A police boss is backing demands for a new law to make it an offence to attack four-legged crime fighters.
North Wales Police and Crime Commissioner Arfon Jones is supporting the campaign for tougher measures to protect service animals, including police dogs and horses.
Mr Jones spoke out after the proposed Service Animals Offences Bill suffered a setback in the House of Commons when the Ministry of Justice tabled an official objection.
More than 127,000 people have signed a petition calling for the change.
The campaign was launched by PC Dave Wardell, from Hertfordshire Police, after he was attacked with his police dog Finn when they were chasing a robbery suspect in 2011.

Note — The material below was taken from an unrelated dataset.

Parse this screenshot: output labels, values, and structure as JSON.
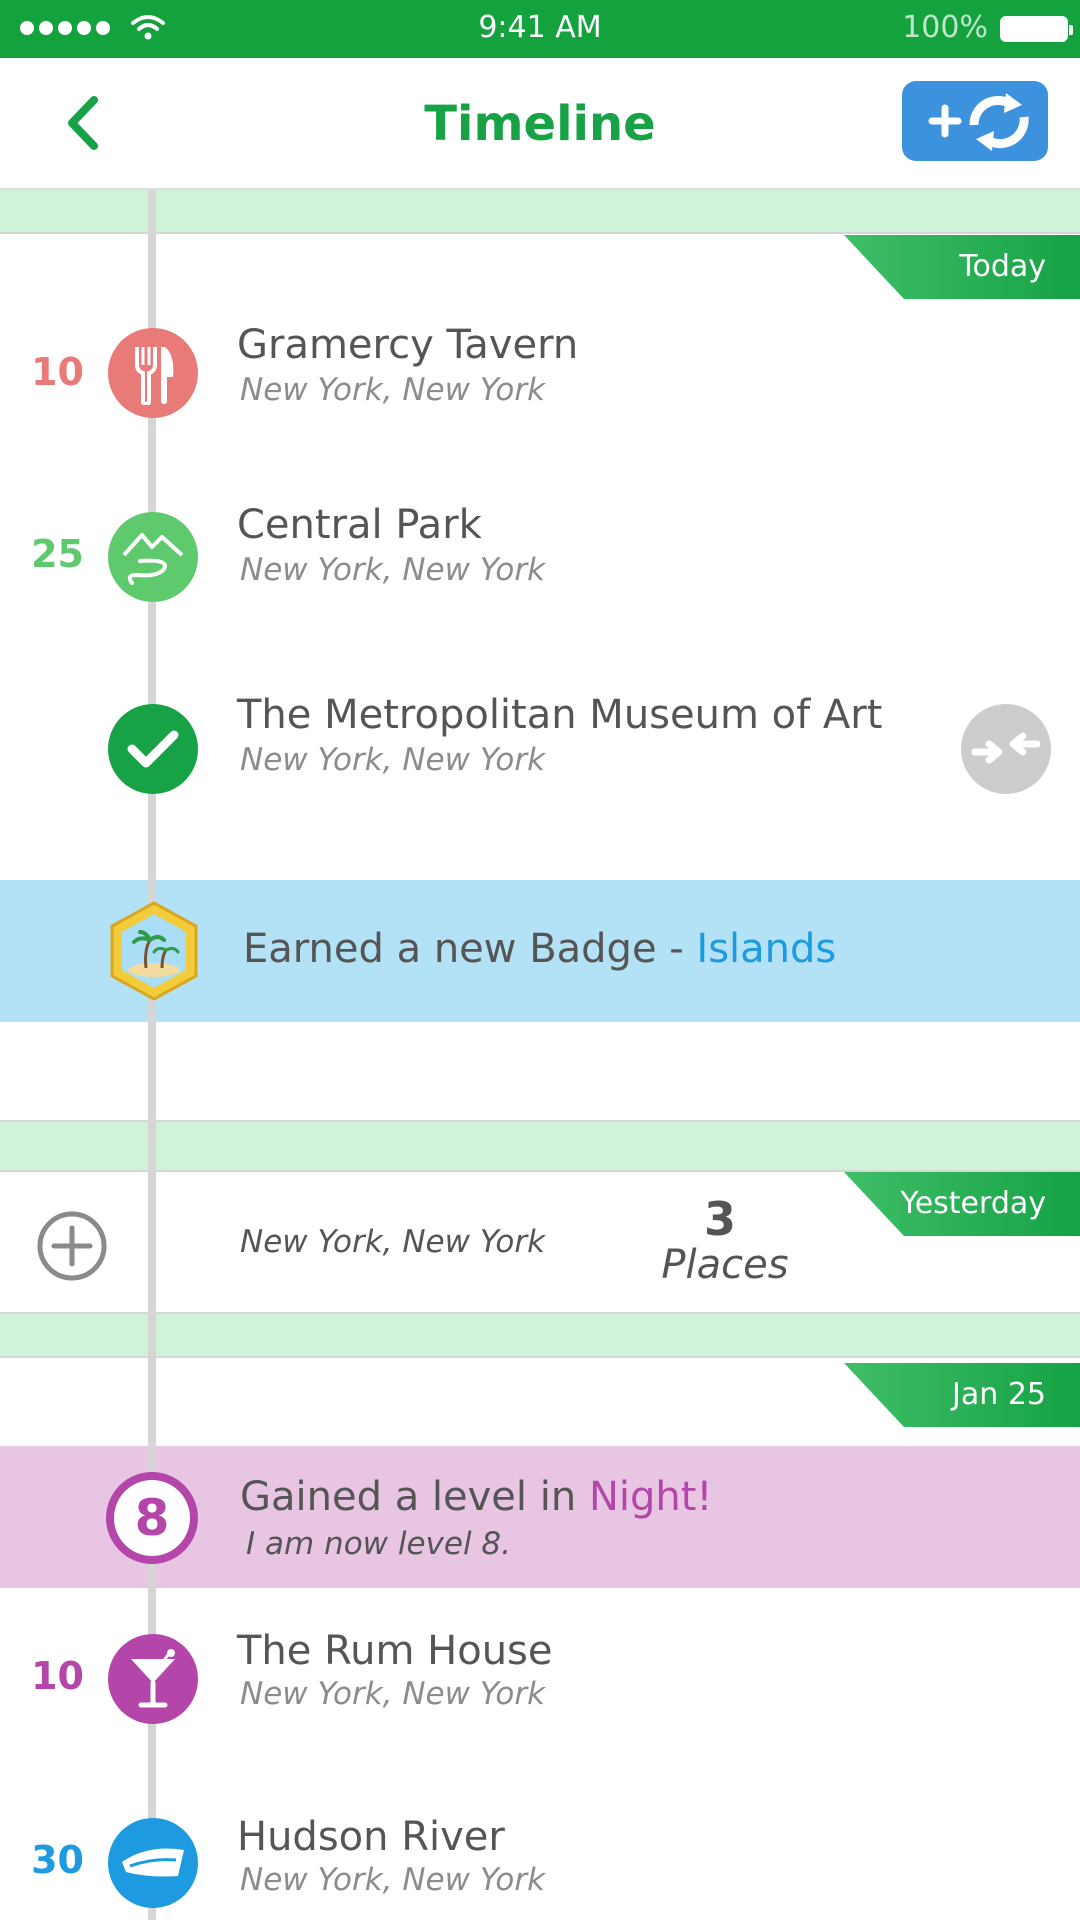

During the incident, the suspect injured PC Wardell’s hand, and also stabbed Finn in the head and chest as the German Shepherd tried to stop him from getting away.
While the suspect was charged with actual bodily harm for his injuries to PC Dave Wardell, he was only charged with criminal damage for almost killing Finn, as dogs are considered property in the eyes of the law.
Criminal damage is currently the only available charge for someone who attacks a police or service animal – even though dogs are often bitten, kicked and strangled while in the line of duty.
According to Mr Jones, a former police inspector, service animals are the unsung heroes of policing and deserve better legal protection.
Mr Jones said: “Police dogs and horses play an important role in a whole range of areas like crowd control, drug detection, searching for missing people and catching offenders.
“It is wrong that these animals are treated as equipment because they are key members of the frontline policing team.
“They risk harm on a regular basis to keep their handlers and the public safe and legislation should be amended to give them the protection they deserve.”
Mr Jones has already set up a scheme to keep a check on the welfare of police dogs in North Wales.
Marie Jones and Clare Vickers have been appointed as volunteer dog welfare visitors, working alongside colleagues in Cheshire.
They make monthly unannounced visits to view dog training sessions or visit dog handlers and their canine companions out on patrol.
Their brief is to ensure police dogs are properly cared for, happy and their working conditions are acceptable.
He added: “It’s important North Wales Police is transparent and the general public has confidence that the dogs are properly cared for and trained well. North Wales Police and Cheshire dog sections work very closely together and share training.
“I know the dog visitor scheme is working well in Cheshire and I was encouraged to set up the scheme by Sergeant Howard Watts, a North Wales dog handler, who pushed for its introduction.
“It is important we have independent checks and controls in place to ensure good animal welfare standards are robustly maintained. We must ensure our dogs are happy and well cared for.
“What we need to do now is to put Finn’s Law on the statute book so we plug this unfair gap in the law.
“It is only right and proper that service animals are afforded the same level of protection as domestic animals.”